- Task to carry out:
Please return every line of the records below that holds the word "name".

START Exercise data

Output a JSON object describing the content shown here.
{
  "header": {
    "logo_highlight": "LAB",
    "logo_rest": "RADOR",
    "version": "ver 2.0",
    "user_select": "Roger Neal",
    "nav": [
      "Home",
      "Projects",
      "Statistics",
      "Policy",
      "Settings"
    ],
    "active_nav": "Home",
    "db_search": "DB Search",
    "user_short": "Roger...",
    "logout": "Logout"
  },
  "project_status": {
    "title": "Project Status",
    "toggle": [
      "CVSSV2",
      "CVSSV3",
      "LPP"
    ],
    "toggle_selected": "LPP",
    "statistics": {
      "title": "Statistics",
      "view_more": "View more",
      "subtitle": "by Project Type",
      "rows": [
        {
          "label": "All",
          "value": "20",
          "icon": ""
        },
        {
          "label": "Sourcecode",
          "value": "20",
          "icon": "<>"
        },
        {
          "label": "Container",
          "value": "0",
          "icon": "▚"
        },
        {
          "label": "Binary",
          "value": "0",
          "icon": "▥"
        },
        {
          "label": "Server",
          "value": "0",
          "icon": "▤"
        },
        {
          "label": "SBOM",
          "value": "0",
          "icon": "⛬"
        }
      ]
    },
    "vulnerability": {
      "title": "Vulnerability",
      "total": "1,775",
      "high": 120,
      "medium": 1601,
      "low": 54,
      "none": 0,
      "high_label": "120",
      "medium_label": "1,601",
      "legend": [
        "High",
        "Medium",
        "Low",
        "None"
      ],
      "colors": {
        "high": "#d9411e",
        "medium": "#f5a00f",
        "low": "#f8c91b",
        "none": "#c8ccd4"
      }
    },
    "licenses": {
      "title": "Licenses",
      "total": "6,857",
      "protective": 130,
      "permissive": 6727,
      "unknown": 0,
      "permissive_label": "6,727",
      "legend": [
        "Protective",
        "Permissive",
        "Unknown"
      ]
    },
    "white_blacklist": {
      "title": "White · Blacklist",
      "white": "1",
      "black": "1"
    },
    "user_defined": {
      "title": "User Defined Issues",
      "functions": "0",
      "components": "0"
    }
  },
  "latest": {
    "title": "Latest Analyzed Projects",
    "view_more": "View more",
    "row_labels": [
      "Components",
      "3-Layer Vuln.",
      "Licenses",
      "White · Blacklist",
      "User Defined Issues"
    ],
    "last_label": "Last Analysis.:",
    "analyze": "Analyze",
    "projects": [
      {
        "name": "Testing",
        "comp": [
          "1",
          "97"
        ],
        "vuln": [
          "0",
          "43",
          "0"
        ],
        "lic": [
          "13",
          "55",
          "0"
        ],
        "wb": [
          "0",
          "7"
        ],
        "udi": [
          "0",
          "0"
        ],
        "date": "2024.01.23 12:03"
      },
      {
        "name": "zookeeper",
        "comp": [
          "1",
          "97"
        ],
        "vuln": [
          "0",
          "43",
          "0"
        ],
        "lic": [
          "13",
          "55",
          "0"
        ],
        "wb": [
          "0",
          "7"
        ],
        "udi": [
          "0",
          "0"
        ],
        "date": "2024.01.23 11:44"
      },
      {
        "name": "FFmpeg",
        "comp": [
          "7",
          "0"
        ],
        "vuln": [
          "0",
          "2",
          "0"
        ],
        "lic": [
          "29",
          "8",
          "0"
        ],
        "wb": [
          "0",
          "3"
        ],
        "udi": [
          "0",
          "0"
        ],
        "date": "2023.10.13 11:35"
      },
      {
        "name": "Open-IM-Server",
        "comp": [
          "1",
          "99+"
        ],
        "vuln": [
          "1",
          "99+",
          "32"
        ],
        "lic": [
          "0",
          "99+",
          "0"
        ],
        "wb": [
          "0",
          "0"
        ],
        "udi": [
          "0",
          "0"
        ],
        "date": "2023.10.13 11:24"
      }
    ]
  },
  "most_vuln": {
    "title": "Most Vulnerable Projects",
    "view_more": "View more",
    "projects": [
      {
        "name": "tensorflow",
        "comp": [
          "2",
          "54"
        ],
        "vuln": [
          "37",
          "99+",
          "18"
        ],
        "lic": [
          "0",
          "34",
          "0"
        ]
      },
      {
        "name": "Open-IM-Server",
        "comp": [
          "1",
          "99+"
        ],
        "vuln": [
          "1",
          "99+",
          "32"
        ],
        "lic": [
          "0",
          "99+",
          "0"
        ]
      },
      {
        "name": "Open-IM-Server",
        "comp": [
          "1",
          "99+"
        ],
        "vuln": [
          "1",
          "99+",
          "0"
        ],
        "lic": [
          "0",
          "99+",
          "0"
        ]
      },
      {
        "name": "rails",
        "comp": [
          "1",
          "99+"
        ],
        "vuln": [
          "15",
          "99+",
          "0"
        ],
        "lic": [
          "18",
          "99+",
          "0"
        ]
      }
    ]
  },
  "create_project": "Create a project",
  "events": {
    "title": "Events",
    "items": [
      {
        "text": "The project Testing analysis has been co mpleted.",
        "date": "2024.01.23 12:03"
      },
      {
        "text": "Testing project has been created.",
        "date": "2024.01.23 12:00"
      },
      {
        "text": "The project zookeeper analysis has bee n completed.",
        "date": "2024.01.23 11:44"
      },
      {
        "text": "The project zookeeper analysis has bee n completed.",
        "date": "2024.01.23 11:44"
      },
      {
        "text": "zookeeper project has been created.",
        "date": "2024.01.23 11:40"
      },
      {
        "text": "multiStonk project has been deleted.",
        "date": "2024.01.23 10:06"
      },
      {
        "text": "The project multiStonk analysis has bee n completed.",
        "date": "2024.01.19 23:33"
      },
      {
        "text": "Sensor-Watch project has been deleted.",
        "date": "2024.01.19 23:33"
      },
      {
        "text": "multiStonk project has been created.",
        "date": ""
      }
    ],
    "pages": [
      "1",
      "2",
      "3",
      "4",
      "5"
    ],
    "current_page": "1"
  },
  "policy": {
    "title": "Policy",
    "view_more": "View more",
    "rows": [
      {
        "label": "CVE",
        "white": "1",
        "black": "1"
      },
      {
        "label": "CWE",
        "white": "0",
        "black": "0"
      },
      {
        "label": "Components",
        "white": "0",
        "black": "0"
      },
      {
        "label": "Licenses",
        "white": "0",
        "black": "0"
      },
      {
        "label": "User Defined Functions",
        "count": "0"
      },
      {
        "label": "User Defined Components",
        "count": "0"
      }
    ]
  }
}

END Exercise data

- Exercise answer:
        "name": "Testing",
        "name": "zookeeper",
        "name": "FFmpeg",
        "name": "Open-IM-Server",
        "name": "tensorflow",
        "name": "Open-IM-Server",
        "name": "Open-IM-Server",
        "name": "rails",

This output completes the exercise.